The cheapest and most effective beverage for your athletic lifestyle is none other than water. Because hydration, just like sleep, diet and body composition, is different from one individual to the next, keep your hydration strategy simple as you find what works for you and your current fitness routine.



RECOMMENDATIONS:


Aim to drink a glass of water at each meal, as well as sipping on a bottle of water (16-24 ounces) between meals. Within the two hours prior to exercise, pre-hydrate with approximately two cups of water (16 ounces) in order to hydrate your cells. If your workout is less than an hour, sip on a bottle of water throughout the duration of exercise in order to help replace fluids that are lost during sweating. For workouts around one to two hours, pass on the processed high-fructose corn syrup, sodium-rich or energy drinks and choose a sport drink (from a reputable company) that contains around 90-120 calories per serving (per 20-24 ounces of water) in order to offset fatigue. Most sport drinks will provide sodium and potassium to cover your basic electrolyte needs. However, search around and compare products, as the most advantageous sport drinks will provide a full panel of electrolytes (ex. sodium, potassium, calcium, magnesium, chloride) to keep you hydrated, regulate blood pH and control proper nerve and muscle function. After exercise, how about a 2-for-1? Repair damaged tissues and re-hydrate with eight ounces of your favorite calcium-rich, low fat milk.





Marni Sumbal, MS, RD
Marni is a Registered Dietitian and holds a Master of Science in Exercise Physiology. She is a Certified Sports Nutritionist (CISSN) and holds a certification by the American Dietetic Association in Adult Weight Management. Marni is a Level-1 USAT Coach, a 4x Ironman finisher and is an Oakley Women ambassador. Marni is currently training for the 2011 Ironman World Championship.
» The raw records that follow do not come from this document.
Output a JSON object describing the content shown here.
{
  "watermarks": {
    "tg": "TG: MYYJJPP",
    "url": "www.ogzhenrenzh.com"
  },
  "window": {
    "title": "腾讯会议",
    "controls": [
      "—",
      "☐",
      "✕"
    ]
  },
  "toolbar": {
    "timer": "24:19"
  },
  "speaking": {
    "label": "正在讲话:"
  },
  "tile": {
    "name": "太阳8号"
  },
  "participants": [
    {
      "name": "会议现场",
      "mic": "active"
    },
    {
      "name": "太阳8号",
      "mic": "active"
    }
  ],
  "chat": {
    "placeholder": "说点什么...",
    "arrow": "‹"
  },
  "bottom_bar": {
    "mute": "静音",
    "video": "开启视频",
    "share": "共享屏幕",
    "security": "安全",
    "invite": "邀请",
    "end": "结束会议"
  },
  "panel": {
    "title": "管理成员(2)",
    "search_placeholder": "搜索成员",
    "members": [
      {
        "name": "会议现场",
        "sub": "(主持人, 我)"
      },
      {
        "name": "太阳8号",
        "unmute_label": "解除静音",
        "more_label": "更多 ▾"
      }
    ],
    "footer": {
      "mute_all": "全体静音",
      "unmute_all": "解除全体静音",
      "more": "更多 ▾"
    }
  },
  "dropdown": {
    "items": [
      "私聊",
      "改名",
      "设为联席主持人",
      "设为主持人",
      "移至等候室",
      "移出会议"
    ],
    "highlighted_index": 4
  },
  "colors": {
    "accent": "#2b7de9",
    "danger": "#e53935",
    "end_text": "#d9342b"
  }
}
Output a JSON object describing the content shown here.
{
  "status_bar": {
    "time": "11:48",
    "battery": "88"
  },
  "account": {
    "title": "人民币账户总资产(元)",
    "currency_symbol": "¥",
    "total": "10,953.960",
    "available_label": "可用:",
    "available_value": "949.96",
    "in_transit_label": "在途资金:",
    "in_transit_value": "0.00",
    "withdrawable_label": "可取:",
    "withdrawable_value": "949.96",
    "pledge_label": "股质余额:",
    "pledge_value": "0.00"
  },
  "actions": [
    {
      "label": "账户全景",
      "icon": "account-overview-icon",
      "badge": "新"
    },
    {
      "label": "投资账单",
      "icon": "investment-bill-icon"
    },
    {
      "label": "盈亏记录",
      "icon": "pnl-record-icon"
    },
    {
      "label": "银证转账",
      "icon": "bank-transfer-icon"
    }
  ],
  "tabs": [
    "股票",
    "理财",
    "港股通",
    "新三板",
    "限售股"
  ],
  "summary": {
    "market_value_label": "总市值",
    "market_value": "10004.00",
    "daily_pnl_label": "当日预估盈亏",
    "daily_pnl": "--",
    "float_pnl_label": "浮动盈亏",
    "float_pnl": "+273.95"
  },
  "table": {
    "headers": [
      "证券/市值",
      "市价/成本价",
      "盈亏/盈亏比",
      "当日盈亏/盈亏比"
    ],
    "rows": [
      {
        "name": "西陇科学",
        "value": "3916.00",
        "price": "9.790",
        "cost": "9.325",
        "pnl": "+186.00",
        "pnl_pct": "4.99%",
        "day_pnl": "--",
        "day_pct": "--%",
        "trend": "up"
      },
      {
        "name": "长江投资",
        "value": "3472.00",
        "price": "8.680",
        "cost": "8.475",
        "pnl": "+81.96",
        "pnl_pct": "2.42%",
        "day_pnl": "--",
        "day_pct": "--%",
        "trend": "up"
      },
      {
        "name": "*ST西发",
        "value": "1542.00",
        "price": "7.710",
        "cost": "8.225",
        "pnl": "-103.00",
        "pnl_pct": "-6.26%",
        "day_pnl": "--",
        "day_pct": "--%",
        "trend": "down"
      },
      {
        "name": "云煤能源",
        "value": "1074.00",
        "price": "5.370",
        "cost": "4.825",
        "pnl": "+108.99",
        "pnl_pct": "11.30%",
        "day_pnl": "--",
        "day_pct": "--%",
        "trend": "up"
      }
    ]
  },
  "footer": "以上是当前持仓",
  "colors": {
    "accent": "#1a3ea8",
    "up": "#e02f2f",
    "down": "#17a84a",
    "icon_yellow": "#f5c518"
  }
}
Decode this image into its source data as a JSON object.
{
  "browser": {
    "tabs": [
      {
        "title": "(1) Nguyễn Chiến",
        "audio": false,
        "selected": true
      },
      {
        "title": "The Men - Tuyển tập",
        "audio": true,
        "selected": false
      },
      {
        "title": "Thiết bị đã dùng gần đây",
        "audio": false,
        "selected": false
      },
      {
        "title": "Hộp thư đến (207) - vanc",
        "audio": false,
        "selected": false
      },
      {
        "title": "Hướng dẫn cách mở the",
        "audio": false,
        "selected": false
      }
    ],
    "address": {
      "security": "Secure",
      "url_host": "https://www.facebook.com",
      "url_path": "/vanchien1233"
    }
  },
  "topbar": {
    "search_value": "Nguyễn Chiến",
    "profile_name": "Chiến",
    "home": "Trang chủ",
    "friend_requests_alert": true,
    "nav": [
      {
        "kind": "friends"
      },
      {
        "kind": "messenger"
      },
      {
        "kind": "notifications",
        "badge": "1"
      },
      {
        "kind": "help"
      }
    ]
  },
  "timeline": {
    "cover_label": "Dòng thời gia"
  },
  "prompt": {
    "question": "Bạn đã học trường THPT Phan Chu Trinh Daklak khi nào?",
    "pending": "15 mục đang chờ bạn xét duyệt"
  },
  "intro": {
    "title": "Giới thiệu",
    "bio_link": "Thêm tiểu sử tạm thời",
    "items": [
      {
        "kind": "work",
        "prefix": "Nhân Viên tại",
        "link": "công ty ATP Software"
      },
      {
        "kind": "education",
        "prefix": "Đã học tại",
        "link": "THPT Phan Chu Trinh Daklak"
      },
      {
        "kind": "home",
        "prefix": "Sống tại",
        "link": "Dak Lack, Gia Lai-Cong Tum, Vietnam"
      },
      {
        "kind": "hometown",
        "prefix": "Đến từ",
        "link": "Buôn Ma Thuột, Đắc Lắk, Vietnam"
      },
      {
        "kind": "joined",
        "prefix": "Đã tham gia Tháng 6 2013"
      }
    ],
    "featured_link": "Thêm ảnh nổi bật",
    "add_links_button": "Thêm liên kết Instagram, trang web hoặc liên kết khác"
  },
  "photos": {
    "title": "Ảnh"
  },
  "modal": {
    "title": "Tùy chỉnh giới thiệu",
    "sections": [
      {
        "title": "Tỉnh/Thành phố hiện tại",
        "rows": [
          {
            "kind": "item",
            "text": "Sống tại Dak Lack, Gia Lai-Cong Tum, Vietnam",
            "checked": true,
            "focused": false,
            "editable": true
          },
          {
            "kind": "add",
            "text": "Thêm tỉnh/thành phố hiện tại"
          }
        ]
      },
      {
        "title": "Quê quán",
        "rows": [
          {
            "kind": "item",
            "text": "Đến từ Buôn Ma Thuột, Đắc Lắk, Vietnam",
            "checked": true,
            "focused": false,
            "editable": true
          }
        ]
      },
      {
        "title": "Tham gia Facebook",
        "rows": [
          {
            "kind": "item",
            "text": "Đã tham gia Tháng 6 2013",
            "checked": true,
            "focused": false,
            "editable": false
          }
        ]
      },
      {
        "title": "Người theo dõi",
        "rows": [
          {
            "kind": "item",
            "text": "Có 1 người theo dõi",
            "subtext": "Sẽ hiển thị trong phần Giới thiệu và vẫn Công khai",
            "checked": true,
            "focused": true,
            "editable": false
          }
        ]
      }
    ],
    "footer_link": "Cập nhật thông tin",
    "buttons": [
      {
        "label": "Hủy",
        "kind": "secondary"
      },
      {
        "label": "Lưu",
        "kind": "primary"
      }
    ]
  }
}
Marni enjoys public speaking and writing, and she has several published articles in Lava Magazine, Hammer Endurance News, CosmoGirl magazine and Triathlete Magazine, and contributes monthly to IronGirl.com and Beginnertriathlete.com. Any questions, Email trimarnicoaching@gmail.com or visit trimarni.blogspot.com

7/3/11

Red, White and Blue inspired


Last night I had a friend over in our new place and couldn't wait to prepare a yummy summer dinner, in honor of fourth of July.

During the Beaches Lodge group ride on Sat, I was craving Watermelon. 53 miles later...still craving a juicy watermelon. I just LOVE summer fruits! Many of my TriMarni creations come to me while training, usually second to listening to what my body is craving. I suppose the TriMarni recipes comes to me while swimming because my inner fish causes me to zone out every time I swim.

After my bike ride, I had 4 VERY hot and humid running miles to dream up a watermelon creation for Karel and my friend Nicole. Watermelon Salad!!!

I looked on the internet for some recipes. I rarely follow recipes but I often get inspired by what I see either on TV, in ads, in restaurant and in cookbooks.

I hope you enjoy my Red, White and Blue inspired dessert (great idea Nicole!!) as well as my Watermelon Salad and Fresh Bean Salad.




Watermelon Salad
Watermelon - cubed
Lime juice - a few tbsp
Parsley (chopped)
Feta cheese (crumbled)
Onion




Fresh Bean Salad
Black Beans
Chickpeas
Cilantro
Tomatoes
Onion
Chives
Celery
Cucumber
Green pepper
Orange pepper
(Salad was served on a bed of spinach, topped with a serving of cooked rice)




Red, White and Blue shortcake
1 small scoop yogurt ice cream (Karel's favorite - Blueberry Pomegranate from Publix)
Mini shortcakes
Strawberries
Blueberries